This is a Guest post by FormerCorr

Recently I wrote about the tensions bubbling up in US higher education, ahead of the annual conference of the Modern Languages Association. The point was that although high-profile debates about Israel/Palestine get more attention, more intense passions arise over the tensions between tenured “haves” and the vast armies of untenured teachers working on short-term contracts for low pay.

Some commentators noted that tenured staff who considered themselves radicals on issues of world importance were less interested in helping disadvantaged colleagues closer at home.

At the conference, winding to a close on Sunday January 12, the odd relationship between these two lines of controversy started to get more traction.

The conference devoted hours of time and attention debating conditions for academics in Gaza and the West Bank, with opposing panels drawing huge crowds. Meanwhile, a session on working conditions for non-tenured adjuncts was thinly attended.

Summing up the imbalance, and the prevailing rhetoric among MLA activists, one tweet hits a note of pitch-perfect sarcasm:

“Israel/Palestine is a simple problem with a clear solution.

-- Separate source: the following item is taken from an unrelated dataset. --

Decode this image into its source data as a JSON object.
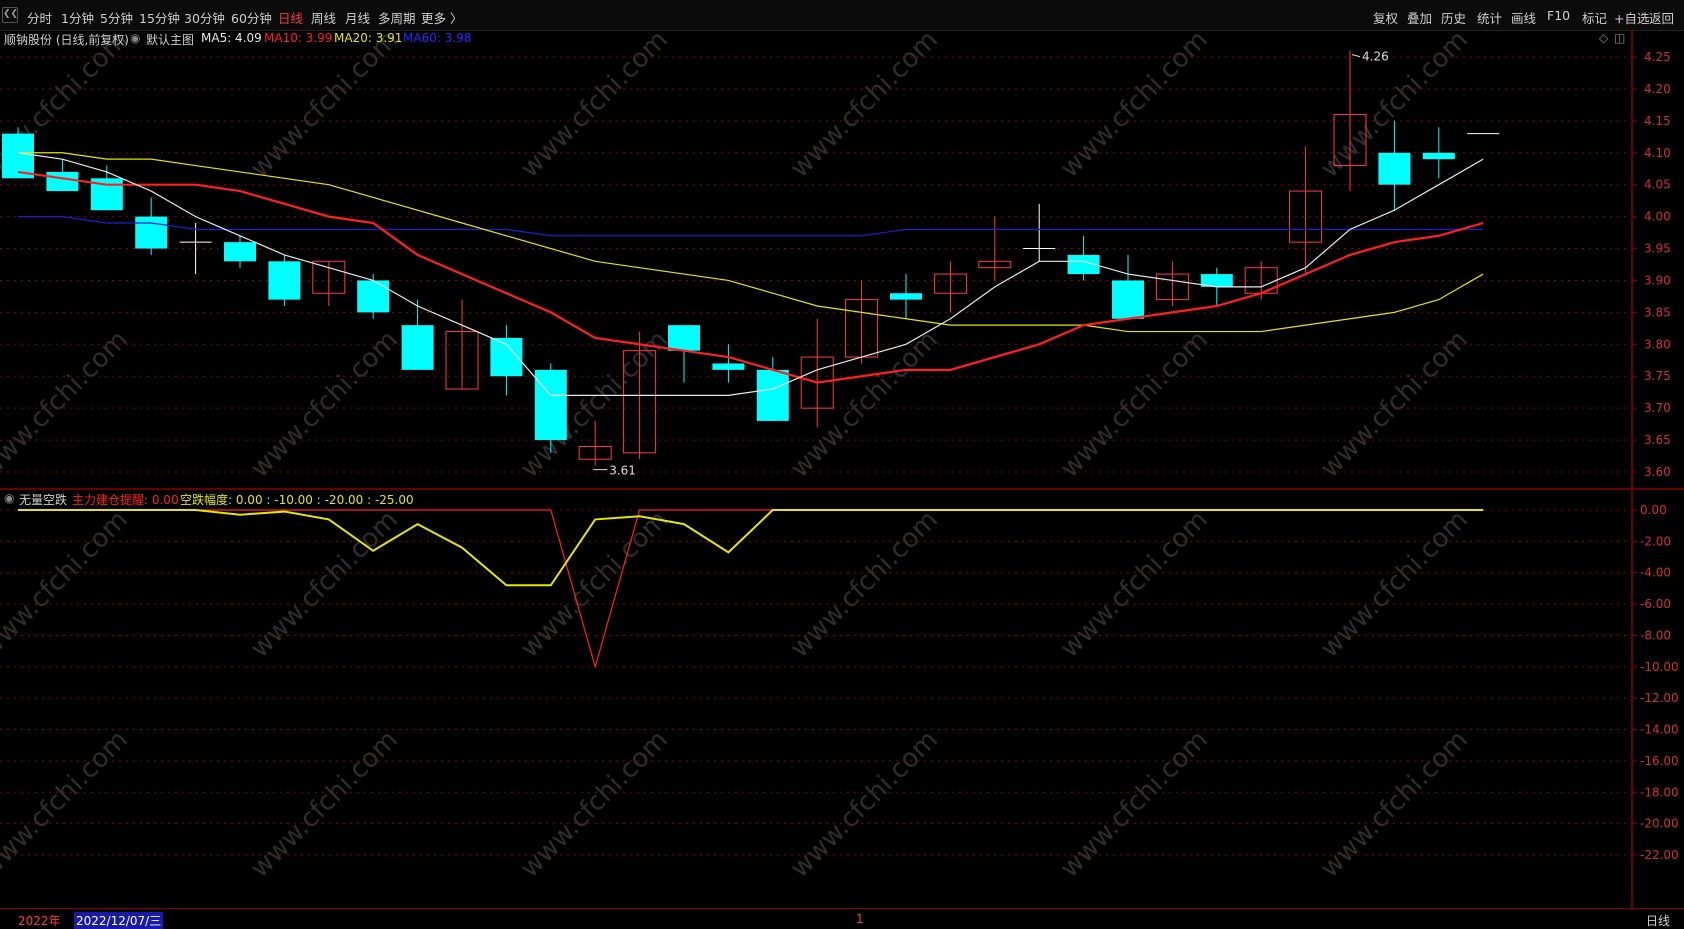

Stopping abusive employment practices at the institutions we govern is hard.”

A colleague replies:

“The last three months on Twitter in a nutshell”